From the US Dept. of Education, brought to my attention by TZ:
Responses from students who indicated they had experienced one of the listed behaviors were analyzed using descriptive statistics and frequencies. This analysis (Shakeshaft, 2003) indicates that 9.6 percent of all students in grades 8 to 11 report contact and/or noncontact educator sexual misconduct that was unwanted. 8.7 percent report only noncontact sexual misconduct and 6.7 percent experienced only contact misconduct…. Of students who experienced any kind of sexual misconduct in schools, 21 percent were targets of educators, while the remaining 79 percent were targets of other students.

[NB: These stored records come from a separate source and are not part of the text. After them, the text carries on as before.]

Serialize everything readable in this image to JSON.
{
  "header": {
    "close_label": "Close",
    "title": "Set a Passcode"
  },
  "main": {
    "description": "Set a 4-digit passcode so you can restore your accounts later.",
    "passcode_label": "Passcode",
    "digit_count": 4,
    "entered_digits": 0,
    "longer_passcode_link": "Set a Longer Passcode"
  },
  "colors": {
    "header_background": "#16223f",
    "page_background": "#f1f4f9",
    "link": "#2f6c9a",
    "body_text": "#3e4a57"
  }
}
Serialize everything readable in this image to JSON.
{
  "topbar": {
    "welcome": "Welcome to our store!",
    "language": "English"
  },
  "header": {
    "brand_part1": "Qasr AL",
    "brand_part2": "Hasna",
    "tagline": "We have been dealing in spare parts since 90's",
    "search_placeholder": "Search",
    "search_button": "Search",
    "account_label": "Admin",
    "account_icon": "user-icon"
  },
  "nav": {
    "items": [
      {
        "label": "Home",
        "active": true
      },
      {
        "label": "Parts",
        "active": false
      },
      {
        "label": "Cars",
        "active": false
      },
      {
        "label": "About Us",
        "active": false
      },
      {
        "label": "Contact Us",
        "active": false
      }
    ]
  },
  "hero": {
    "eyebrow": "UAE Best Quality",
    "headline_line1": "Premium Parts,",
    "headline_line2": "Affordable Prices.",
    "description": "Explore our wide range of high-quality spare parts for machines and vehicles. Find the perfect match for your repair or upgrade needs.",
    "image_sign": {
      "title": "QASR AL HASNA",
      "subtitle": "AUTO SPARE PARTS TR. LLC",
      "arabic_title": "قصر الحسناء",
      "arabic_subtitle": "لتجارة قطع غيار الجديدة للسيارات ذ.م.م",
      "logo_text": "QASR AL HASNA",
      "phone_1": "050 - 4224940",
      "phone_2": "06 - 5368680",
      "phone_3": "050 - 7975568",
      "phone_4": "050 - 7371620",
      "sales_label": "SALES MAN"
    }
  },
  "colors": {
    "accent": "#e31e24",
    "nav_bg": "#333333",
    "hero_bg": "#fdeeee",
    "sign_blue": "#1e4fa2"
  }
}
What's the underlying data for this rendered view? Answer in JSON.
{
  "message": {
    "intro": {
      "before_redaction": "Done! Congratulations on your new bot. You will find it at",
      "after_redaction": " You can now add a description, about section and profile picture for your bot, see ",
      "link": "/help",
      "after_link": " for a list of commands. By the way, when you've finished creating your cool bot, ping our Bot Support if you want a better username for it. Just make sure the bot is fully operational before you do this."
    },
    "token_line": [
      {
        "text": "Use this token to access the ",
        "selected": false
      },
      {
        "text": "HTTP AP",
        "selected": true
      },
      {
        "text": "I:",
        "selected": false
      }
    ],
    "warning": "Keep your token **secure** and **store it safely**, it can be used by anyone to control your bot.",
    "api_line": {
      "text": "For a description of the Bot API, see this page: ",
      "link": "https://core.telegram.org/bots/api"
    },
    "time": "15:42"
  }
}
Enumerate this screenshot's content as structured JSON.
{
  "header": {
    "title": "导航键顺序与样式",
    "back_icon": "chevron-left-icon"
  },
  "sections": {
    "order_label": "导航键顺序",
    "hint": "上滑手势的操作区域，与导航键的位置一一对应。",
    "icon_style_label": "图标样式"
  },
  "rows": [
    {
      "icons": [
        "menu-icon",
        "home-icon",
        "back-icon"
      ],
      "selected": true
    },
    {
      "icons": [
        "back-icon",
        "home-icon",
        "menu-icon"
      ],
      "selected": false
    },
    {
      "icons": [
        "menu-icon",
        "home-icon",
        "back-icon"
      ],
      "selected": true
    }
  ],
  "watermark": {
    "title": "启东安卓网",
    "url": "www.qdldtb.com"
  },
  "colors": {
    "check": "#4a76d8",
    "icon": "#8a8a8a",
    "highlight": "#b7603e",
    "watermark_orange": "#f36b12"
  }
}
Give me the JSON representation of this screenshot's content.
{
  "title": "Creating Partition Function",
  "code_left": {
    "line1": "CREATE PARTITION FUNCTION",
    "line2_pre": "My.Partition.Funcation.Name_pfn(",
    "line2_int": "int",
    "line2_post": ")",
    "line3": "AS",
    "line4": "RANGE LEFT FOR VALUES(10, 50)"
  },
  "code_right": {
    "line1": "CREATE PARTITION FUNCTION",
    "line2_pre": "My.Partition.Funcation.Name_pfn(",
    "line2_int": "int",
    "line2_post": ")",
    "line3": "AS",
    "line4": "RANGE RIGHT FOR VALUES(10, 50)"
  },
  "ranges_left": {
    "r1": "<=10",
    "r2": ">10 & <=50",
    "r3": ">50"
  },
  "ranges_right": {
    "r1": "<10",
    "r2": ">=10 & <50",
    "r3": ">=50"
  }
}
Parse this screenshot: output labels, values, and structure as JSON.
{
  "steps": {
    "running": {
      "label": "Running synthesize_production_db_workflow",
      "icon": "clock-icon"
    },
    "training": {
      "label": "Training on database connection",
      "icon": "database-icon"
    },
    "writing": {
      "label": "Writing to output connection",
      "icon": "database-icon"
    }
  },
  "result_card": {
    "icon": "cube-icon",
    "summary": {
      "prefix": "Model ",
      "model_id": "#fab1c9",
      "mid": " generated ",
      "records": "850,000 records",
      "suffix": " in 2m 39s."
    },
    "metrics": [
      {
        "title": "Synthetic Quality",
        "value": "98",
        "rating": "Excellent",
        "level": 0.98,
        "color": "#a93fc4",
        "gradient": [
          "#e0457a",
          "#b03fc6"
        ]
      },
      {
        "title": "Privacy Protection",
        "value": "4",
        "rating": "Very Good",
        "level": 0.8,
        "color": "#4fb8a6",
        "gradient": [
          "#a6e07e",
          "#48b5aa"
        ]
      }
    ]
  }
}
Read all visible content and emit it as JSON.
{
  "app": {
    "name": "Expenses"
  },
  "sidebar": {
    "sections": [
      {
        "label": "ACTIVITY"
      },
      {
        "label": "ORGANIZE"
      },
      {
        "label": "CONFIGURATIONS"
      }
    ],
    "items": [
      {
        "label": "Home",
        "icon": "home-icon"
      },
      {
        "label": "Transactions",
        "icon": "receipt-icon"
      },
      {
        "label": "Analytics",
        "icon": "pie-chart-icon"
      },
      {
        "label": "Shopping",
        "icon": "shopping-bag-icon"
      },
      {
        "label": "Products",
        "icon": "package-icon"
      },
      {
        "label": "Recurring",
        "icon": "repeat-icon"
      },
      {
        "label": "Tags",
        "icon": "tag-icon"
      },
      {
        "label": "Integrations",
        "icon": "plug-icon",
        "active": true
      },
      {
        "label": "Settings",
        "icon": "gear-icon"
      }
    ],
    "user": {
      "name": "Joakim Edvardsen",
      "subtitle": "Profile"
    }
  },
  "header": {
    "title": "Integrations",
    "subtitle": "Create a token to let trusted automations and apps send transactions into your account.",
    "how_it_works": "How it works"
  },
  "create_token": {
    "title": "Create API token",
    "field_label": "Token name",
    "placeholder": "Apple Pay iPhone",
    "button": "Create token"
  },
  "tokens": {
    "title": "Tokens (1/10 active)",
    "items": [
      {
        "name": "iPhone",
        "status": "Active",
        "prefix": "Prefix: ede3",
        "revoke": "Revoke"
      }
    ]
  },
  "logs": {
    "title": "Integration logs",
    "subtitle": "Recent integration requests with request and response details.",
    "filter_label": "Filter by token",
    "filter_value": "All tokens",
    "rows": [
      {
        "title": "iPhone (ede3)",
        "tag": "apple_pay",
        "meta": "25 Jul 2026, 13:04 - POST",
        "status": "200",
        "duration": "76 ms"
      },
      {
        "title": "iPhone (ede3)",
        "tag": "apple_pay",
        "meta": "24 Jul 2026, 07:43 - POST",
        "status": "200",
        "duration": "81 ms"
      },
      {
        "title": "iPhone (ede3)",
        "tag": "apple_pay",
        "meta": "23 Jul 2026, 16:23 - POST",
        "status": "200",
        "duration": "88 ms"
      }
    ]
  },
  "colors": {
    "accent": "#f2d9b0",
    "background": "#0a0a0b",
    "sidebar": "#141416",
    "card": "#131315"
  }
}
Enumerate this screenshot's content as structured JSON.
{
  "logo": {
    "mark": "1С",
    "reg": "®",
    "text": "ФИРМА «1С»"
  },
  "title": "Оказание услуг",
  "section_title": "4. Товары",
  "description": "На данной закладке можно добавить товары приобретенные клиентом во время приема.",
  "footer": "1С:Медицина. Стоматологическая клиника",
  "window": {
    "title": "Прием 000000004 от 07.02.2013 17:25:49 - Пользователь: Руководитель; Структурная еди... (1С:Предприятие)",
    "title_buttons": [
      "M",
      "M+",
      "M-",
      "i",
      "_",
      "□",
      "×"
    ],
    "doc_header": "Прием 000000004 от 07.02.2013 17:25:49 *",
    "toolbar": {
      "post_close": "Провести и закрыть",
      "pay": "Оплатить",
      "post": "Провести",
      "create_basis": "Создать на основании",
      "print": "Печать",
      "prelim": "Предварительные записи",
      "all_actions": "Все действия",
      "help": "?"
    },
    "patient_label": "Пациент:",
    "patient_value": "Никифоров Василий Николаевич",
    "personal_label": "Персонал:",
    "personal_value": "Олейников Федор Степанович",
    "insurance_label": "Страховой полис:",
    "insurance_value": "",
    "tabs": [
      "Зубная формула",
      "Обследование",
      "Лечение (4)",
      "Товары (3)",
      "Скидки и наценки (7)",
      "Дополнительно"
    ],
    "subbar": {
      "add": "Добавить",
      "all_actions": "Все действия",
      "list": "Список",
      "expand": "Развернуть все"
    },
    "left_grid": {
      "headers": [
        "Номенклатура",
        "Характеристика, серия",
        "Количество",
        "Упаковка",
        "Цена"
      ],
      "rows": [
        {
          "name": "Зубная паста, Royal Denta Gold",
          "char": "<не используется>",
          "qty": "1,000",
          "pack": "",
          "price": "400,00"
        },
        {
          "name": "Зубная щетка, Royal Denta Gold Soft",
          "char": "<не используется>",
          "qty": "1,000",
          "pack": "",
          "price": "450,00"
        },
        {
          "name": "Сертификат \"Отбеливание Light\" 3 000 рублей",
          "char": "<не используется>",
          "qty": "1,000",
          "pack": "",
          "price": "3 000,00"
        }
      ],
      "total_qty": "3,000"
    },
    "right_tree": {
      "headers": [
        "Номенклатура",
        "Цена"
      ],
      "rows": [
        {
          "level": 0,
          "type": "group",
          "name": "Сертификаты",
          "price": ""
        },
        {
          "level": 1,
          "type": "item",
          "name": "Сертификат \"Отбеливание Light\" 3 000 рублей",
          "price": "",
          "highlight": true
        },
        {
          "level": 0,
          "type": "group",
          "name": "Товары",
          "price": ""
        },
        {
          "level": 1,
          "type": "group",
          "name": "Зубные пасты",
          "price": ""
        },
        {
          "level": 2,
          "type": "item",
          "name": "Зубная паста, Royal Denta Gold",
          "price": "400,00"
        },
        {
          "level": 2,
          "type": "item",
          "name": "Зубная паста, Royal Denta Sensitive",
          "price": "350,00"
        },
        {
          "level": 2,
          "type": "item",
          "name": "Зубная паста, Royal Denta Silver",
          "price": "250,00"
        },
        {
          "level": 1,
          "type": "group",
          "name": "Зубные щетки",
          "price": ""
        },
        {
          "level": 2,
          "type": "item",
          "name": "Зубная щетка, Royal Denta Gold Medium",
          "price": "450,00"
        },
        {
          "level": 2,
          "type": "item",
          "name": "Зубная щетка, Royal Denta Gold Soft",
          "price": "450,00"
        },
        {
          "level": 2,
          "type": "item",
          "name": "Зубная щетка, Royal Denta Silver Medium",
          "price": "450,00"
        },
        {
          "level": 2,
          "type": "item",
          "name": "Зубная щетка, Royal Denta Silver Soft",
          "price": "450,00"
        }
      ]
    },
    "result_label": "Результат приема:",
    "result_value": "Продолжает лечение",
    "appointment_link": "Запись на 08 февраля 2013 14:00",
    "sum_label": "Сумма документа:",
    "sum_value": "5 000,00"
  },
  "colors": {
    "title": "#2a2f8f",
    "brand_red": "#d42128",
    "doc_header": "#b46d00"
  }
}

So, think for a moment about how much unwanted ass-grabbing and whatnot was going on around you at your high school. Now figure a quarter of that was also happening a little less publicly thanks to the teachers, principals and coaches around you. Strangely, male students are nearly as likely to be targeted as female students, although male educators do most of the abusing. This proclivity of public school teachers for homosexual abuse is supported by the fact that 4 of the 22 school employees exposed in a recent Detroit article were men attacking boys.
Another interesting tidbit is the fact that the younger the abused child is, the more likely the abuser is to be an award-winning teacher considered to be one of the best ones in the school. This shouldn’t be that surprising, as it’s only logical to expect pedophiles to go where the kids are. I’ve always had a certain skepticism about any man who voluntarily spends a inordinate amount of time with children; most dads consider four straight hours with their own kids to be an overdose. Especially all those youth pastors with mustaches….
I coach little kids soccer myself, so one could argue that I belong on the sketchy list too, but in my defense, I don’t even pretend to be interested in the kids. They are simply my little pawns on the big green chess board… I teach them the skills and tactics they need to succeed on the field, nothing more. The parents appeared to be stunned at the first big tournament I coached, when we had a break for 90 minutes and I simply told them where to bring the kids for the next game, then walked away for the duration. Hey, they were all right there and I’m a coach, not a babysitter.
I’m pretty sure they would have demanded my dismissal by the club had we not shocked everyone by winning the tournament, in the finals beating a team that had stomped us 14-0 only three months before. You want the Phil Jackson of kiddy soccer, you’re going to put up with some idiosyncracies. Minus, of course, the mustache.
Finally, I should note that 6 of the 14 teachers convicted in that Detroit report are still certified to teach in the Detroit public schools. Socialization is important, after all!